I don't even remember being scared; it was more like
Cornum was trapped beneath the wreckage
upon impact and her helicopter lay crippled in the sand.
With no other crewmembers in sight, she struggled to dig
herself out of the debris.
"I wasn't totally
convinced that I was alive, but if I was, there was no way I
was going to die in a post-crash fire," said Cornum.
It was that determination and tenacity that gave her the
strength to survive. Qualities ingrained in her from winning
dog shows without any formal training, to matching her
collegiate accomplishments with the Expert Field Medical
Badge, and from graduating Airborne school and other
prestigious military schools. Her life accomplishments
exemplify her endless drive and the refusal to quit.
"If I had not been an optimistic person, I would have
given up," said Cornum.
The qualities instilled in
her throughout her life provided the confidence to suppress
fear when five Iraqi soldiers wielding AK-47s surrounded
her.
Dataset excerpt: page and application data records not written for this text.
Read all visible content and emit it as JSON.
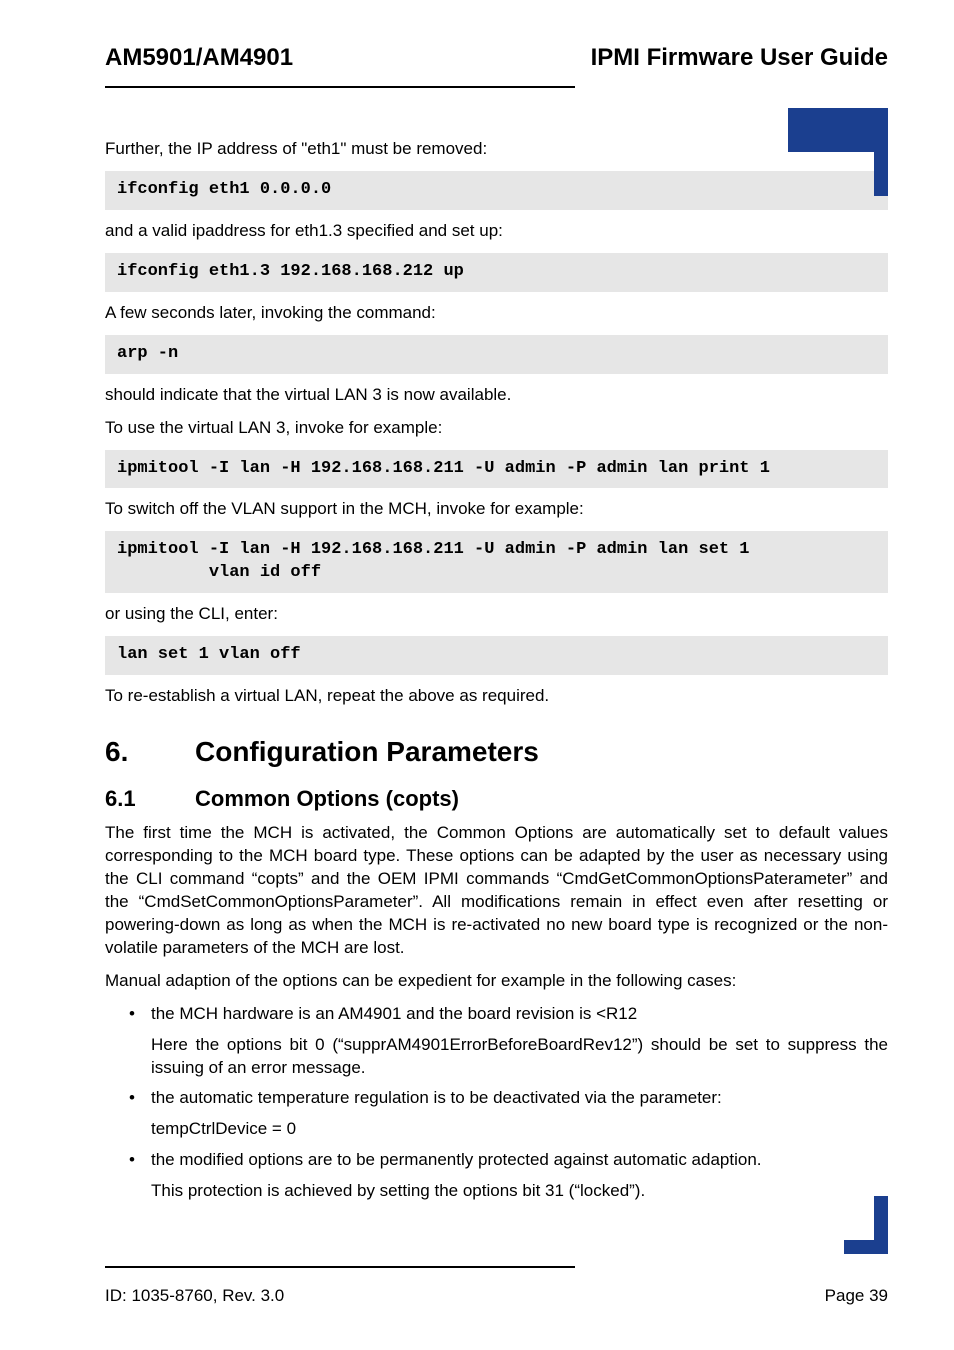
{
  "header": {
    "left": "AM5901/AM4901",
    "right": "IPMI Firmware User Guide"
  },
  "body": {
    "p1": "Further, the IP address of \"eth1\" must be removed:",
    "code1": "ifconfig eth1 0.0.0.0",
    "p2": "and a valid ipaddress for eth1.3 specified and set up:",
    "code2": "ifconfig eth1.3 192.168.168.212 up",
    "p3": "A few seconds later, invoking the command:",
    "code3": "arp -n",
    "p4": "should indicate that the virtual LAN 3 is now available.",
    "p5": "To use the virtual LAN 3, invoke for example:",
    "code4": "ipmitool -I lan -H 192.168.168.211 -U admin -P admin lan print 1",
    "p6": "To switch off the VLAN support in the MCH, invoke for example:",
    "code5": "ipmitool -I lan -H 192.168.168.211 -U admin -P admin lan set 1\n         vlan id off",
    "p7": "or using the CLI, enter:",
    "code6": "lan set 1 vlan off",
    "p8": "To re-establish a virtual LAN, repeat the above as required."
  },
  "sec6": {
    "num": "6.",
    "title": "Configuration Parameters"
  },
  "sec61": {
    "num": "6.1",
    "title": "Common Options (copts)",
    "p1": "The first time the MCH is activated, the Common Options are automatically set to default values corresponding to the MCH board type. These options can be adapted by the user as necessary using the CLI command “copts” and the OEM IPMI commands “CmdGetCommonOptionsPaterameter” and the “CmdSetCommonOptionsParameter”. All modifications remain in effect even after resetting or powering-down as long as when the MCH is re-activated no new board type is recognized or the non-volatile parameters of the MCH are lost.",
    "p2": "Manual adaption of the options can be expedient for example in the following cases:",
    "b1": "the MCH hardware is an AM4901 and the board revision is <R12",
    "b1p": "Here the options bit 0 (“supprAM4901ErrorBeforeBoardRev12”) should be set to suppress the issuing of an error message.",
    "b2": "the automatic temperature regulation is to be deactivated via the parameter:",
    "b2p": "tempCtrlDevice = 0",
    "b3": "the modified options are to be permanently protected against automatic adaption.",
    "b3p": "This protection is achieved by setting the options bit 31 (“locked”)."
  },
  "footer": {
    "left": "ID: 1035-8760, Rev. 3.0",
    "right": "Page 39"
  }
}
They yanked her from the ground and took her into
captivity, where she was held prisoner for eight days. Five
of her eight crewmembers were killed in the crash. Cornum's
1992 memoir "She Went to War" is dedicated to her five
comrades who gave their lives trying to rescue a fellow
Cornum was repeatedly questioned about her
mission, but never revealed any classified information, not
even with a rifle to the back of her head.
feel the cold metal barrel poking me in the back of the
neck," said Cornum. "I waited for the click of metal and the
It never came and the enemy finally
transferred her to a Baghdad hospital for examination and
treatment for two broken arms, a shattered knee, and a
gunshot wound to her shoulder.
"I knew being a
prisoner would be hard, but it was better than being dead,"
She never wept or lost faith while
alone and locked in her room, but instead did what she likes
to do when she gets the chance to be alone: sing. Louder and
louder she sang her favorite rock songs by Simon and
Garfunkel, Gordon Lightfoot, and Cat Stevens, ending with
her favorite, "The Wind Beneath my Wings."
ever you are, you make it as good as you can make it,
because there's no sense in being miserable," said Cornum.
She returned to the United States on March 6 and
although her arms were not fully functional, her sense of
humor was. When Gen. H. Norman Schwarzkopf greeted her, she
couldn't manage to salute him with her broken arms.
"I'm sorry, sir, I normally salute four-star generals," she
Now 20 years after her time as a POW, her
positive attitude and unique experiences have translated
into the CSF program, whose motto is "Strong Minds, Strong
"I not only have both a philosophical and a
scientific understanding of the importance of being
resilient and of those thinking skills, but I have a
personal belief based on my personal experiences that those
The CSF program promotes optimism so it
becomes second nature. She firmly believes in making the
best of every situation and turning disadvantages into
"Any day there's a doorknob on the
inside of the door is a good day," said Cornum.
Cornum is transitioning out of the Army this winter after
serving for more than 33 years. Now, she wants to spend her
time showing her dogs, training her horses, and spending
time with her husband, Brig. Gen. Kory Cornum.
Cornum is no longer known as "Rambo Rhonda," however, her
philosophy has remained the same throughout the years:
"suffering is stupid, but whining is worse."
By Army Spc. Ryan Hallock
28th Public Affairs Detachment
Comment on this article